(Website and app data records)
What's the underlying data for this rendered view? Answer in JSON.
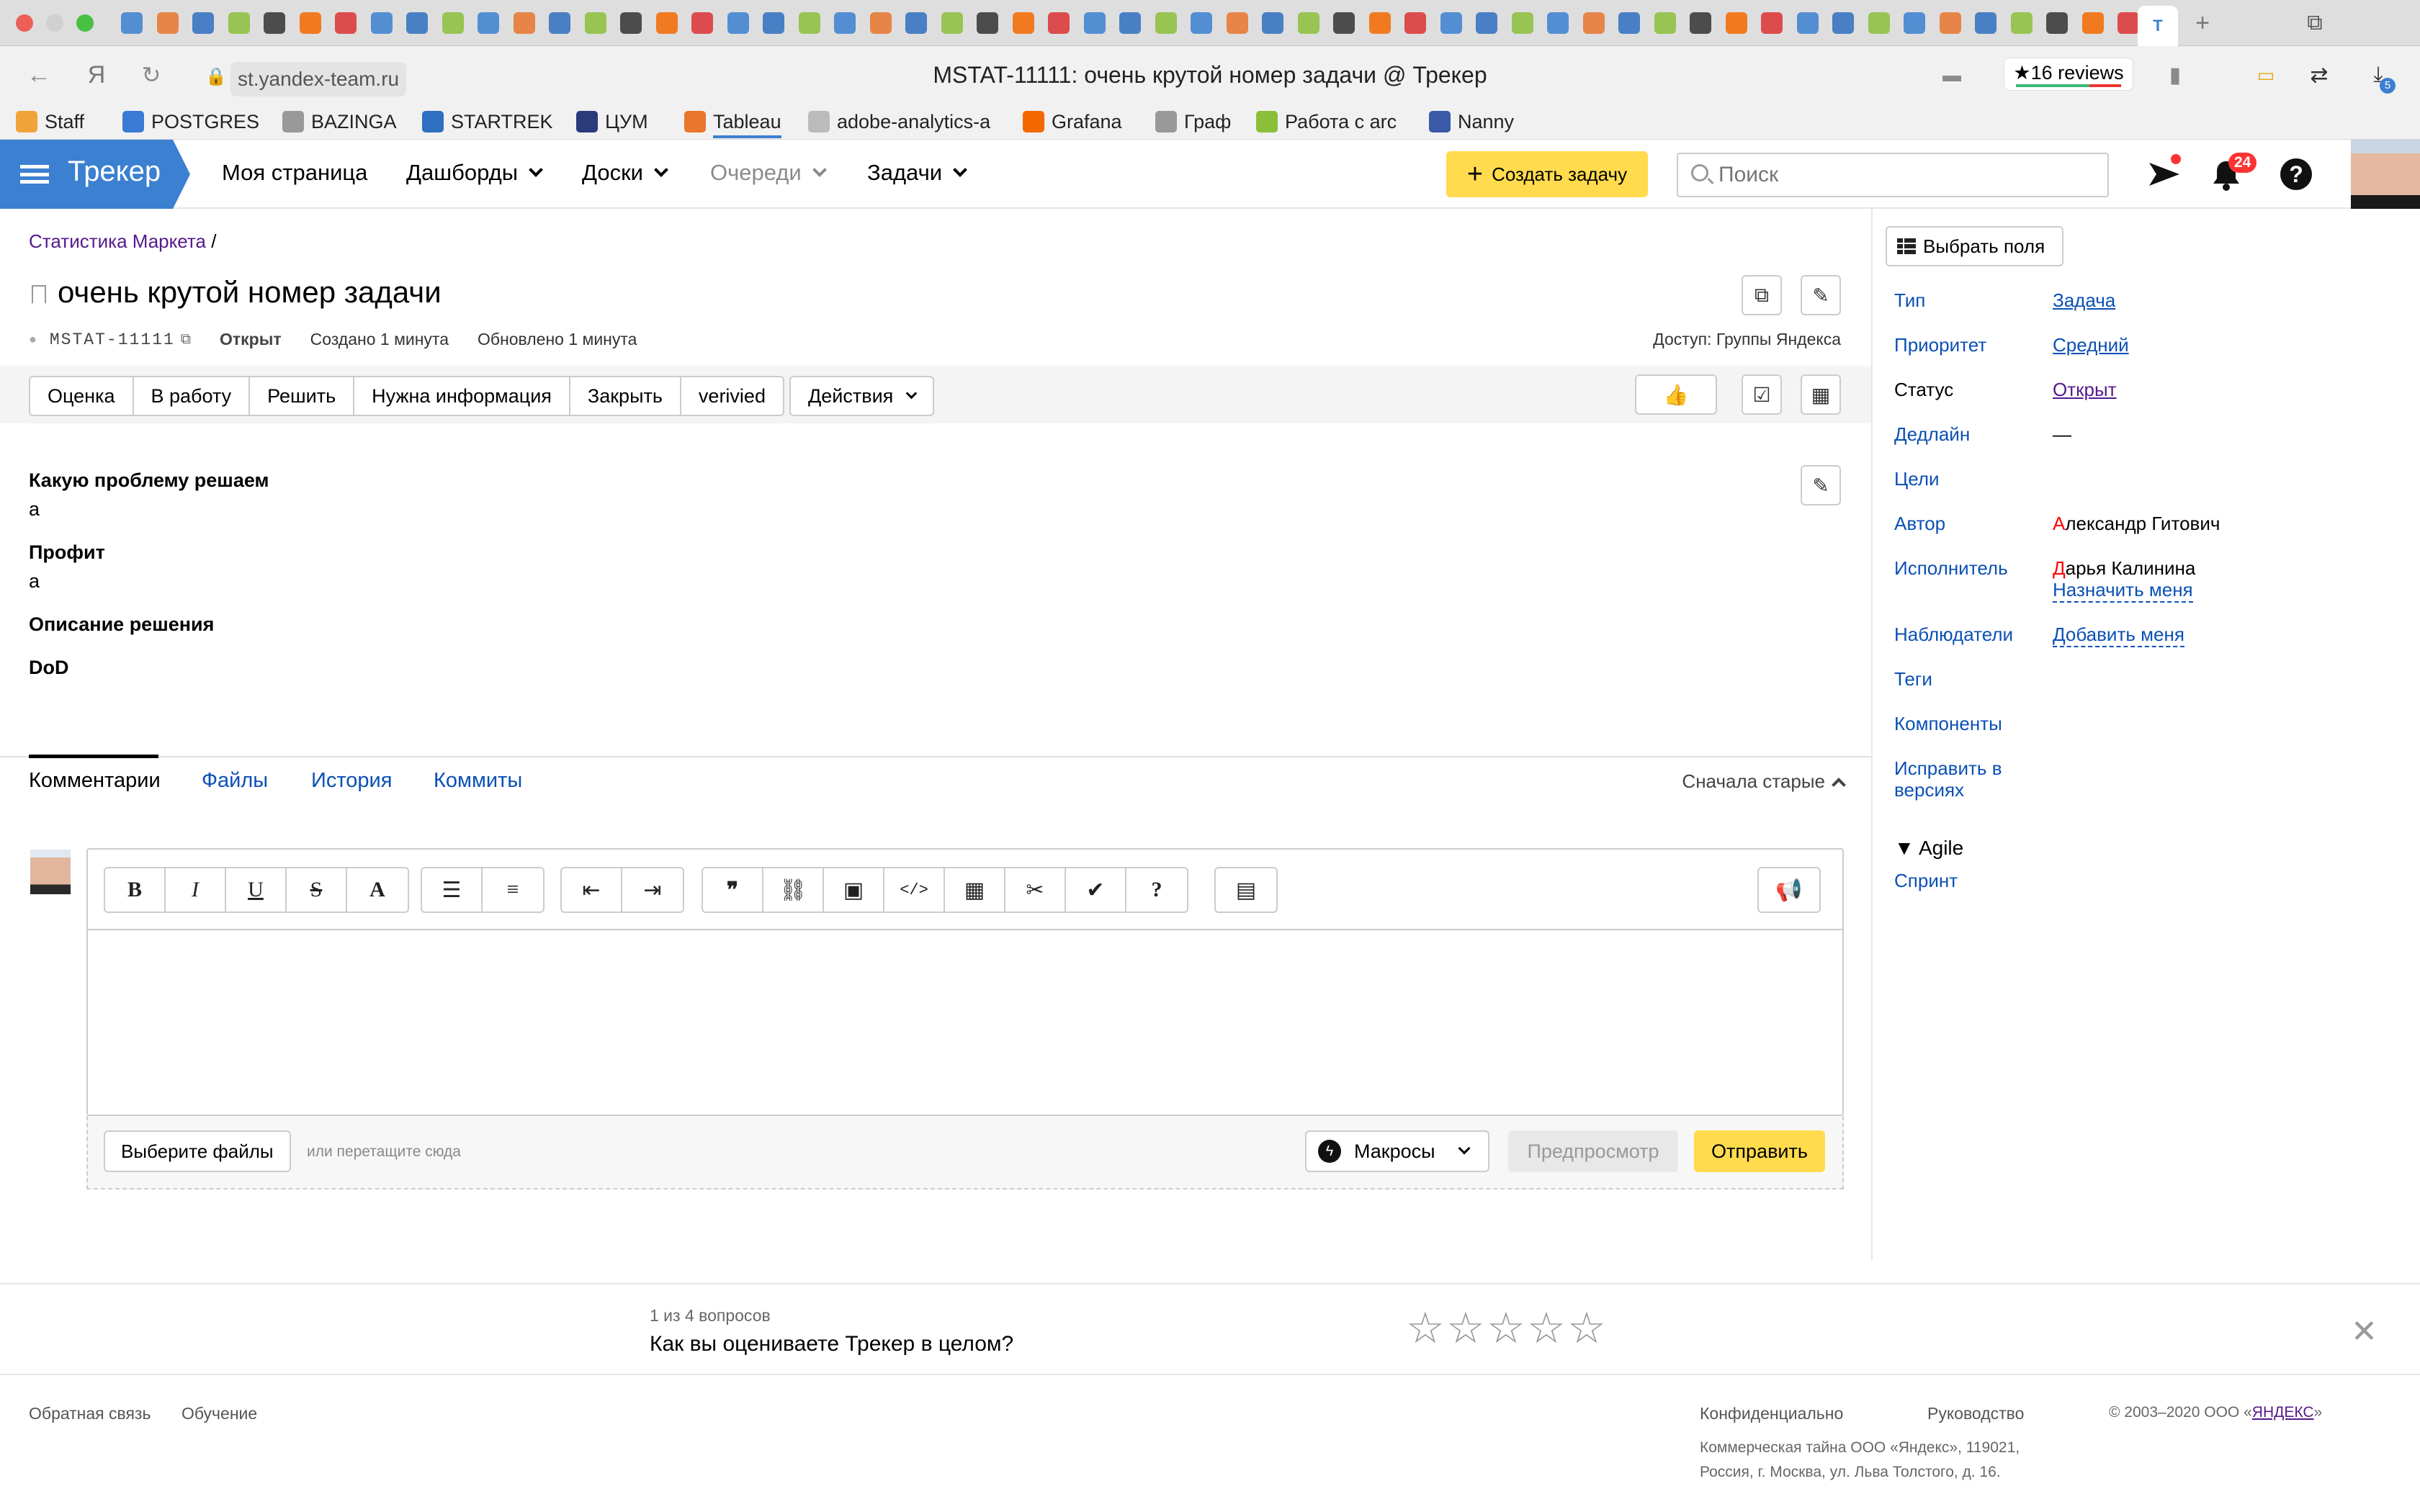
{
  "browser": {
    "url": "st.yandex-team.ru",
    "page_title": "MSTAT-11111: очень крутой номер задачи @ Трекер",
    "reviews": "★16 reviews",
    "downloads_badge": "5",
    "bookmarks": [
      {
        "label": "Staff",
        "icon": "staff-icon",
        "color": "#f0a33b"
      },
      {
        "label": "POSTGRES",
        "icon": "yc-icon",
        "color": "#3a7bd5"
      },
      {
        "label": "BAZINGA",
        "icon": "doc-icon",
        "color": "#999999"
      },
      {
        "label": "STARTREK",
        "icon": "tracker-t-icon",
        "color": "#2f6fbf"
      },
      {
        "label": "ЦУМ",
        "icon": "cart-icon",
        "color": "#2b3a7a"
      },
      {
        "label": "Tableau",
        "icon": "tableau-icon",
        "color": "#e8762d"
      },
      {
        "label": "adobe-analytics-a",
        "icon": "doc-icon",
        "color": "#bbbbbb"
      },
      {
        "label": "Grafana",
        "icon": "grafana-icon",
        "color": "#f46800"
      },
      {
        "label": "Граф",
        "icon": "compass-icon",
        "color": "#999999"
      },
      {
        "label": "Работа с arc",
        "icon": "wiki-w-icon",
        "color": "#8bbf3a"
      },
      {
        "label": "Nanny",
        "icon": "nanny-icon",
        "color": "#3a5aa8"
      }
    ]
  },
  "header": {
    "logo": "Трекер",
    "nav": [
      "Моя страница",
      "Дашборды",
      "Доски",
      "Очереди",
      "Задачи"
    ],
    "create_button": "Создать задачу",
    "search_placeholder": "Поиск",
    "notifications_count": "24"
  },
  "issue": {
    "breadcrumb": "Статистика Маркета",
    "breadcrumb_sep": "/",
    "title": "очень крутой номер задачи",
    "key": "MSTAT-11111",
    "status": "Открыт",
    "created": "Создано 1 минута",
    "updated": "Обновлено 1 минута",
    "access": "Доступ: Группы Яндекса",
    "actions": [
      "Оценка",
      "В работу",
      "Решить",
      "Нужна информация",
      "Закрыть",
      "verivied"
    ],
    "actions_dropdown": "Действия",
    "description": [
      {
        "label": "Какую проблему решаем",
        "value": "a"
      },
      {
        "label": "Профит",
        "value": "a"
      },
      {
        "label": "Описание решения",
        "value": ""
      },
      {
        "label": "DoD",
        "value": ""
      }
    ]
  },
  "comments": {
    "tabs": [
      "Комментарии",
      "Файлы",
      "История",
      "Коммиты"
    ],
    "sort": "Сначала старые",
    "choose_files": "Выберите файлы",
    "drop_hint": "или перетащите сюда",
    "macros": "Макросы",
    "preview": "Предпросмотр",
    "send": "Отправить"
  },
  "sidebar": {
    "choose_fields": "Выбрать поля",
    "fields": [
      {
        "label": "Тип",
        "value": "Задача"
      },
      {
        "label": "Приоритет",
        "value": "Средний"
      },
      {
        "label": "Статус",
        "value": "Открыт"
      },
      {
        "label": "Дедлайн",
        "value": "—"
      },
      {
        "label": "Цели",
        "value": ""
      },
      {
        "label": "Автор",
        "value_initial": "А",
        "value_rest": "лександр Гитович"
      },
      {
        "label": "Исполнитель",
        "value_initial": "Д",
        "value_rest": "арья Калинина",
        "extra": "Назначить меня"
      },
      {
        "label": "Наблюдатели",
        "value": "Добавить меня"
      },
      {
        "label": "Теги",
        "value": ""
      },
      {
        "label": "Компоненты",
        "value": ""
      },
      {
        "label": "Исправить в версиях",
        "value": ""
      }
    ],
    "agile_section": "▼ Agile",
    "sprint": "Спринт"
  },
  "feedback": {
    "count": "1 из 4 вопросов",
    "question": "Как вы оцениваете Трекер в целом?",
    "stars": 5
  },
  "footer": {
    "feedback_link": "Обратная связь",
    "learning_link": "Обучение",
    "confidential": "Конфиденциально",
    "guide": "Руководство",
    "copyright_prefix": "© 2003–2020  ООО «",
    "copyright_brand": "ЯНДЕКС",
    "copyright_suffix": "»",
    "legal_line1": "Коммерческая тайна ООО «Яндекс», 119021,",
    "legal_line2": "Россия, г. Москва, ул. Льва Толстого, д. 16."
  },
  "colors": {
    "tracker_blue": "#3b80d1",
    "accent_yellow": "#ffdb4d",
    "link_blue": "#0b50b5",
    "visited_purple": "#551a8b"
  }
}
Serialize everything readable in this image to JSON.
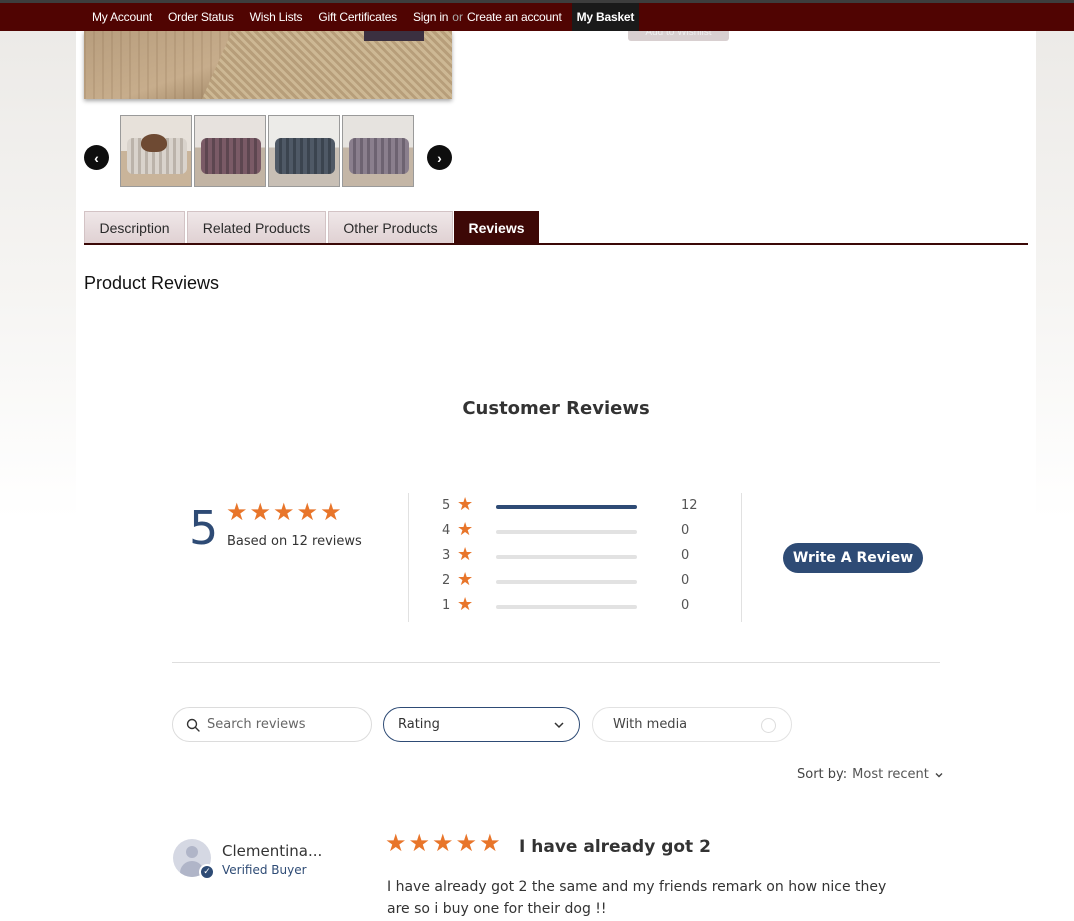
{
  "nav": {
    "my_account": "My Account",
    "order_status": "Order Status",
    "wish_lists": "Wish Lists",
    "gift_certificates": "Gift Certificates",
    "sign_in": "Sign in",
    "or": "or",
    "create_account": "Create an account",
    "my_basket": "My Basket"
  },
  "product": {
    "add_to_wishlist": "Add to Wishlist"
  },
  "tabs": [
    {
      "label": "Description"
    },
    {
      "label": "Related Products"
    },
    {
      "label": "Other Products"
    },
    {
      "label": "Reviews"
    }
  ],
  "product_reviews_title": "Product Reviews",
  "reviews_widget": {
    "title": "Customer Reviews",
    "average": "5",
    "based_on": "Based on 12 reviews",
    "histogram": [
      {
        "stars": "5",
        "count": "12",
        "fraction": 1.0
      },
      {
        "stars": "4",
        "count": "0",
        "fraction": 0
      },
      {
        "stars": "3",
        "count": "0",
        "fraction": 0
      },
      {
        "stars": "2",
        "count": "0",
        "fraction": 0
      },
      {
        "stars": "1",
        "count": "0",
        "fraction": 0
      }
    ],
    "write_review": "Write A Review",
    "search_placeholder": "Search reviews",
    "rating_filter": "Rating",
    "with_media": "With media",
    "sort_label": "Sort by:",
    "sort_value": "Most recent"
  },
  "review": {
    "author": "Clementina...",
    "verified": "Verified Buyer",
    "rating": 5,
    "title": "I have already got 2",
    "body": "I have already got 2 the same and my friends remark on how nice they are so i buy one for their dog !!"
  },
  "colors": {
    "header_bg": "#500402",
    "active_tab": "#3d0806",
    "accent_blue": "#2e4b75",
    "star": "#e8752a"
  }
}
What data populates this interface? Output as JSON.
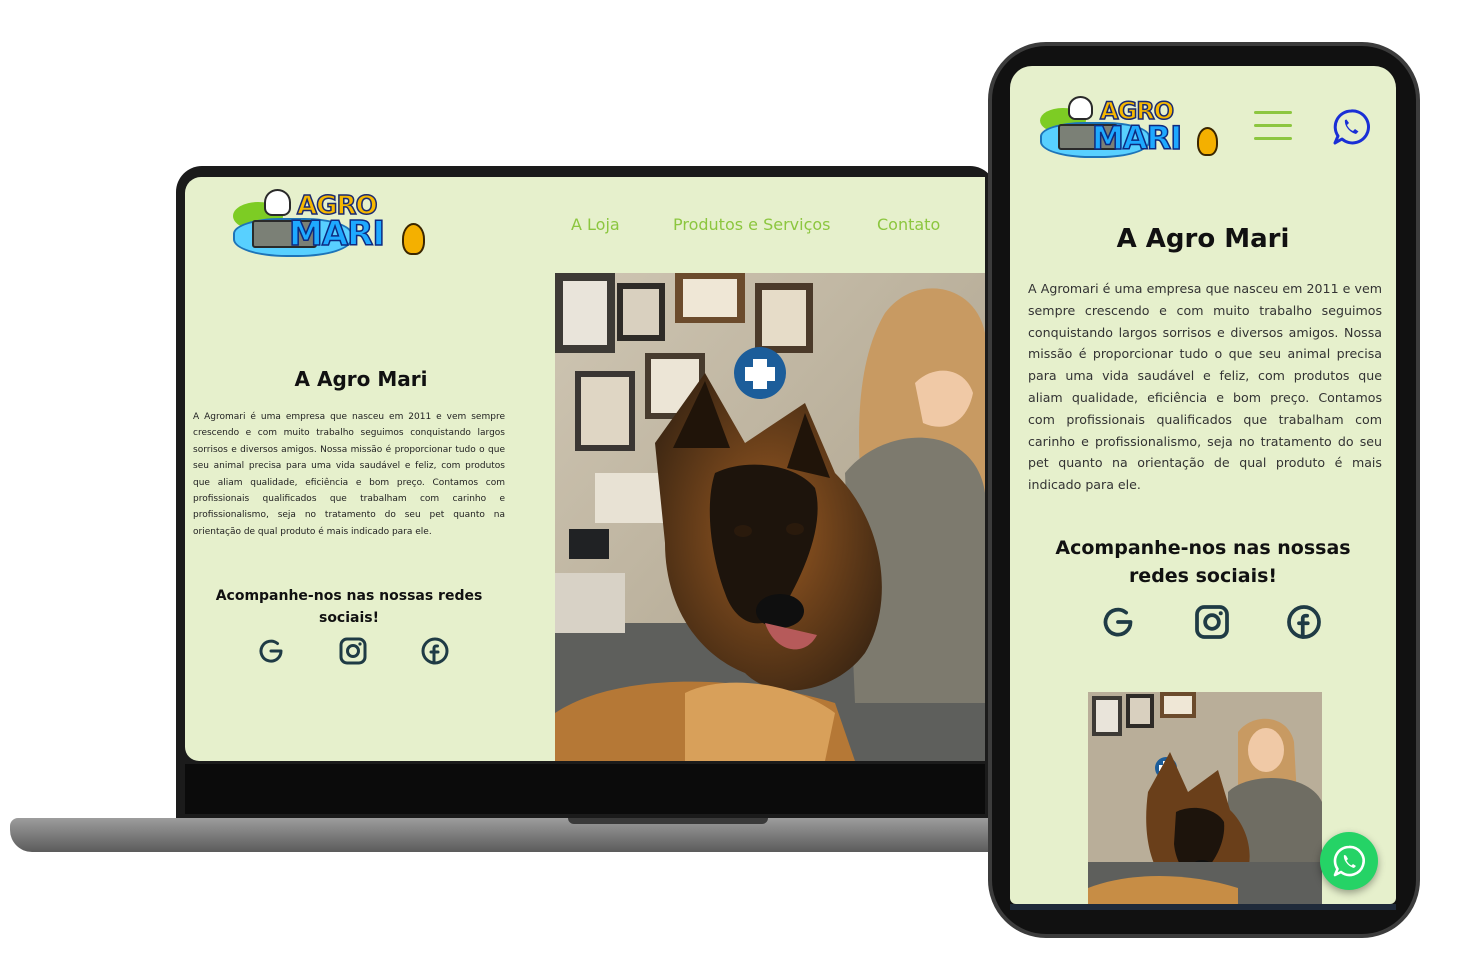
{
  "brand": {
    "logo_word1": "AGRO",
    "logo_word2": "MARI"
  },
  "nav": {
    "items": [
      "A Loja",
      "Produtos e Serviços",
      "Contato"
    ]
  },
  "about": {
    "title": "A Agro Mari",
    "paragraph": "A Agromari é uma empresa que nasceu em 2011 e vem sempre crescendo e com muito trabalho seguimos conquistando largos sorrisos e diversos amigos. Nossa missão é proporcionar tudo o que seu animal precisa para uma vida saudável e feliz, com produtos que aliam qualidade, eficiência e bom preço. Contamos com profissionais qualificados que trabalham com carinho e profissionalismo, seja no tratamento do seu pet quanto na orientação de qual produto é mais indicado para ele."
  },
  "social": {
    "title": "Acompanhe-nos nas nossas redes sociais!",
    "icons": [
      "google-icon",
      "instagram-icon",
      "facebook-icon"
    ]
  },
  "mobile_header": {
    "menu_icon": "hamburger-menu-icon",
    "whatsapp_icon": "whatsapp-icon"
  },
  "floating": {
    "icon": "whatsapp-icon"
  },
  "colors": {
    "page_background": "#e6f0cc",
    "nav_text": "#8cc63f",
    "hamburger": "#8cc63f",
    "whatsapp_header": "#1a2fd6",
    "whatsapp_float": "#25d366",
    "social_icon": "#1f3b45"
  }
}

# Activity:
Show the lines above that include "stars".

# Answer to the exercise:
    "stars": 5
        "stars": "5",
        "stars": "4",
        "stars": "3",
        "stars": "2",
        "stars": "1",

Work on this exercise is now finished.